It’s occasionally posited that perhaps our universe was created from the remnants of another universe, that is, our Big Bang was the followup to another, preceding universe’s “Big Crunch,” so to speak. Others have suggested that perhaps we’re merely one of any number of universes that exist all at once, and our Big Bang was the creation of a white hole related to a black hole in another universe. Both of these theories evade the question of the ultimate source of all creation. While each new universe coming as a result of a prior universe in some way may meet the inductive step of a traditional proof by induction, this fails to prove the base case required for a proper proof by induction.

The fact is that just as no one claims to know how God came into being, we also don’t know how the universe came into being. Before mocking religious believers for believing in God, who we don’t know how He came to be, they need to remember the exact same mockery can be directed at them for their belief in the natural creation of our universe.

Britain has become a ‘Catholic country’

Roman Catholics have overtaken Anglicans as the country’s dominant religious group. More people attend Mass every Sunday than worship with the Church of England, figures seen by The Sunday Telegraph show.

While it’s nice to hear that another country is becoming more Catholic, it’s not necessarily all good news:

The rise of Catholicism has been bolstered by an influx of immigrants from eastern Europe and Africa, who have packed the pews of Catholic parishes that had previously been dwindling.

The Catholic Church has also suffered a serious fall in the size of its congregations, but the expansion of the European Union in 2004 resulted in its numbers being bolstered by the arrival of hundreds of thousands of Poles and Lithuanians.

Attendance at Mass in 1991 was recorded as 1.3 million, a drop of 40 per cent since 1963. But over the past six years it has fallen by only 13 per cent, with the rate of decline slowed by immigrants from Catholic countries.

Even though much of the increase in Catholic attendance was due to immigration from Poland and Lithuania, native British Catholics are still more likely to attend Mass than native British Anglicans:

Churchgoing in Anglican and Catholic parishes had stood at about a million each for the past 10 years, though the relative equality in their numbers over recent years is surprising considering that there are 25 million people who regard themselves as Anglicans, and only 4.2 million Catholics.

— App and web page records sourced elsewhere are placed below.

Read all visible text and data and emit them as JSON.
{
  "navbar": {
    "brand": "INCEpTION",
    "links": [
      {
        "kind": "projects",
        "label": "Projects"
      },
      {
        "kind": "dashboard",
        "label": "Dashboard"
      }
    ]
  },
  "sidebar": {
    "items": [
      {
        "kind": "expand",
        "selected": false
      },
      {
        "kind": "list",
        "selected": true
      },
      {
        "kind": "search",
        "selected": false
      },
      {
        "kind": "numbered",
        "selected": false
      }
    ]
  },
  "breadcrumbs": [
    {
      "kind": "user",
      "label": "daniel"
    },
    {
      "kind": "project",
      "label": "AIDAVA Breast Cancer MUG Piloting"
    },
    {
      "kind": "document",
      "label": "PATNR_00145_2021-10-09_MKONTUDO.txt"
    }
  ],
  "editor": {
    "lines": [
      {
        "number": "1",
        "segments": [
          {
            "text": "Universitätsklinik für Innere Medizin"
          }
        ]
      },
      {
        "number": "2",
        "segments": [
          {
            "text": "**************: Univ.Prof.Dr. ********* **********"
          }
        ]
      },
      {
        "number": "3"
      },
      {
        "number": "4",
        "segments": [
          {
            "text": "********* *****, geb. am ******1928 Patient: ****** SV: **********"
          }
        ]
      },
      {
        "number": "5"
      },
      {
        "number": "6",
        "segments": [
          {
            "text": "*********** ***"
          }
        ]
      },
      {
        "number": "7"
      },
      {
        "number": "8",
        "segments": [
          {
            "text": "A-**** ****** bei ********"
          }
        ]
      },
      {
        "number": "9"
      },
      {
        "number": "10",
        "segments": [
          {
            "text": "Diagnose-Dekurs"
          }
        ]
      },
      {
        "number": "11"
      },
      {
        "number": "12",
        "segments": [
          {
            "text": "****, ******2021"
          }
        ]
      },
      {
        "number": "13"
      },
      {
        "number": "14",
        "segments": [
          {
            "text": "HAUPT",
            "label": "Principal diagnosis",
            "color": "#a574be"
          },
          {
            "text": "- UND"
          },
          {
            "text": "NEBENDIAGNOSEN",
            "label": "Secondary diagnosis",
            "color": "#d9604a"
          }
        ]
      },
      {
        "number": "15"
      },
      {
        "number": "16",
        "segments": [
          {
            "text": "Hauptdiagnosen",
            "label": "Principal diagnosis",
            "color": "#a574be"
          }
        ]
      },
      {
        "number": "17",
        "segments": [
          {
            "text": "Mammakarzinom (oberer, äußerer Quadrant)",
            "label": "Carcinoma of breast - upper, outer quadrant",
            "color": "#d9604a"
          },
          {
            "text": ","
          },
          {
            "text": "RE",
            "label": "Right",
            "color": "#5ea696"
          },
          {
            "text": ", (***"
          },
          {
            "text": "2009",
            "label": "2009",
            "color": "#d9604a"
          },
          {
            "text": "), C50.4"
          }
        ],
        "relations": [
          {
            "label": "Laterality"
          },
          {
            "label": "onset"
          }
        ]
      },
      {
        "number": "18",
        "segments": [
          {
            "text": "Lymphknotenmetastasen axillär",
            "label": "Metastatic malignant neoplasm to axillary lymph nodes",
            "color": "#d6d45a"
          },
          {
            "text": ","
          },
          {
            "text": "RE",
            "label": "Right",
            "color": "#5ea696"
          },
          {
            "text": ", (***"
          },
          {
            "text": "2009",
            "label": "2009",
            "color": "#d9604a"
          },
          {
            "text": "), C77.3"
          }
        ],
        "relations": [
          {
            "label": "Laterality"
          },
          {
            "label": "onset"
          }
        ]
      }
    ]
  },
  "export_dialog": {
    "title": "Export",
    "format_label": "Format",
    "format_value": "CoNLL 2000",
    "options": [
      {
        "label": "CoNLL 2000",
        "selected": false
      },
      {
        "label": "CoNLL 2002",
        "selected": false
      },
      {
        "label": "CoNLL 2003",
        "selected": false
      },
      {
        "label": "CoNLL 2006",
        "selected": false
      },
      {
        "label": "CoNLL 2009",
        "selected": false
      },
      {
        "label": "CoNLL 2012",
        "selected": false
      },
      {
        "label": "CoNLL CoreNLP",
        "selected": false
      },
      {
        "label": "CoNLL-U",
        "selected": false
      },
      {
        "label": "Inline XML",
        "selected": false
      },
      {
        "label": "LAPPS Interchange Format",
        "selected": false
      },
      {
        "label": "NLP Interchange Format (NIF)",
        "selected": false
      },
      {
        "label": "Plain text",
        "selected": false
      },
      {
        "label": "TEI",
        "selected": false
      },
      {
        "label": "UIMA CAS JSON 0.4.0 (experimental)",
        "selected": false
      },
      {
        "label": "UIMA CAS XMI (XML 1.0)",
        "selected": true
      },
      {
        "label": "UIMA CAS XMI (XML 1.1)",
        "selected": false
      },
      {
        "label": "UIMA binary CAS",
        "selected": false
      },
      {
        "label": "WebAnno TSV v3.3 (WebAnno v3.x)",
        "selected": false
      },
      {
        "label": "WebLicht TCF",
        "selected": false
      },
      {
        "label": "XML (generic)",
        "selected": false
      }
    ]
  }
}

This really doesn’t tell us anything we didn’t already know:

1) British people aren’t all that religious any more.
2) Poles (and Lithuanians) rock!!

(BTW: I’m of both Lithuanian and Polish descent.)

Hat Tip:The Cafeteria is Closed